Data records
○ ○ ○ ○ ○

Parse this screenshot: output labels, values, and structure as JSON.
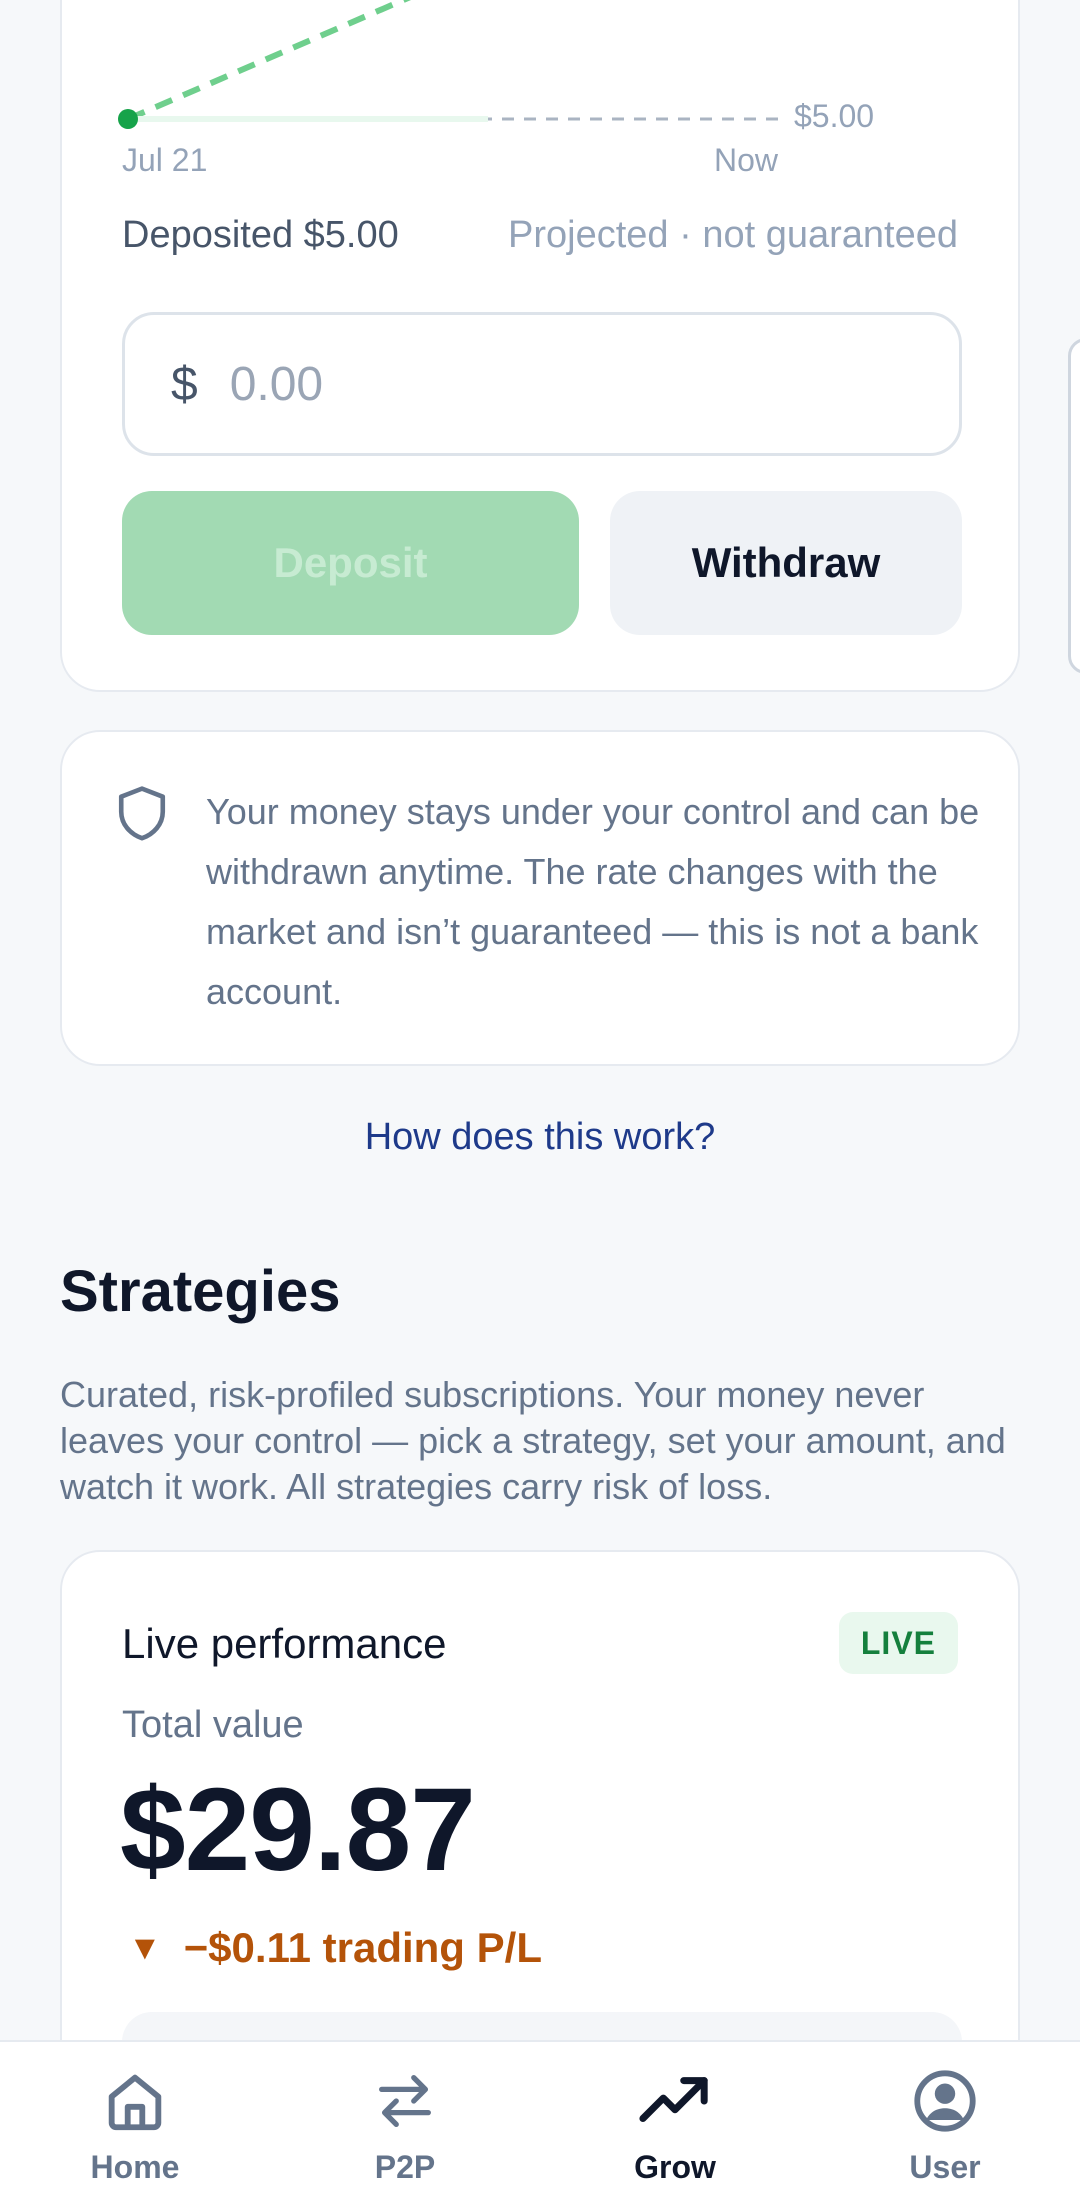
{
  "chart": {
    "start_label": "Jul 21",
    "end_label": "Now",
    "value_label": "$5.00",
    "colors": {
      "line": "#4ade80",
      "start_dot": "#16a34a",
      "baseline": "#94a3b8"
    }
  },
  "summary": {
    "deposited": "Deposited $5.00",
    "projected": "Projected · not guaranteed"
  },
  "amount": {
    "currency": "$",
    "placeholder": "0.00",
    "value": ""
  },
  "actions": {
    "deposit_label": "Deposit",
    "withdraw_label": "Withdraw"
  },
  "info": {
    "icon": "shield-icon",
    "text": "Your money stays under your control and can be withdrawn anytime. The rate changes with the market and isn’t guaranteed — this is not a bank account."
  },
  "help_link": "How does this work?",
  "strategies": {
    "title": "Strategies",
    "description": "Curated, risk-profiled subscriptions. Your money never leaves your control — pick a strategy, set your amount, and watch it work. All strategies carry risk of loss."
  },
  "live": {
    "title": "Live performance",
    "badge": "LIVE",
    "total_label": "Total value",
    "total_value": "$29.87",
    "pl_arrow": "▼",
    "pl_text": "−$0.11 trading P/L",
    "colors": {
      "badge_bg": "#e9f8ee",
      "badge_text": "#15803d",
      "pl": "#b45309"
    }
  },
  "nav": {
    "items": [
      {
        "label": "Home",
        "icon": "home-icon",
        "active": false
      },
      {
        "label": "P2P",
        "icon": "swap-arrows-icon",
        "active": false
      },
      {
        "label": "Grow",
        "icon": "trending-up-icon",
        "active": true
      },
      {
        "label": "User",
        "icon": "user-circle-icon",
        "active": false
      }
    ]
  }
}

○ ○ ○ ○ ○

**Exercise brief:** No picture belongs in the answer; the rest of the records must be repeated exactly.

**Exercise solution:**
Parse this screenshot: output labels, values, and structure as JSON.
{
  "chart": {
    "start_label": "Jul 21",
    "end_label": "Now",
    "value_label": "$5.00",
    "colors": {
      "line": "#4ade80",
      "start_dot": "#16a34a",
      "baseline": "#94a3b8"
    }
  },
  "summary": {
    "deposited": "Deposited $5.00",
    "projected": "Projected · not guaranteed"
  },
  "amount": {
    "currency": "$",
    "placeholder": "0.00",
    "value": ""
  },
  "actions": {
    "deposit_label": "Deposit",
    "withdraw_label": "Withdraw"
  },
  "info": {
    "icon": "shield-icon",
    "text": "Your money stays under your control and can be withdrawn anytime. The rate changes with the market and isn’t guaranteed — this is not a bank account."
  },
  "help_link": "How does this work?",
  "strategies": {
    "title": "Strategies",
    "description": "Curated, risk-profiled subscriptions. Your money never leaves your control — pick a strategy, set your amount, and watch it work. All strategies carry risk of loss."
  },
  "live": {
    "title": "Live performance",
    "badge": "LIVE",
    "total_label": "Total value",
    "total_value": "$29.87",
    "pl_arrow": "▼",
    "pl_text": "−$0.11 trading P/L",
    "colors": {
      "badge_bg": "#e9f8ee",
      "badge_text": "#15803d",
      "pl": "#b45309"
    }
  },
  "nav": {
    "items": [
      {
        "label": "Home",
        "icon": "home-icon",
        "active": false
      },
      {
        "label": "P2P",
        "icon": "swap-arrows-icon",
        "active": false
      },
      {
        "label": "Grow",
        "icon": "trending-up-icon",
        "active": true
      },
      {
        "label": "User",
        "icon": "user-circle-icon",
        "active": false
      }
    ]
  }
}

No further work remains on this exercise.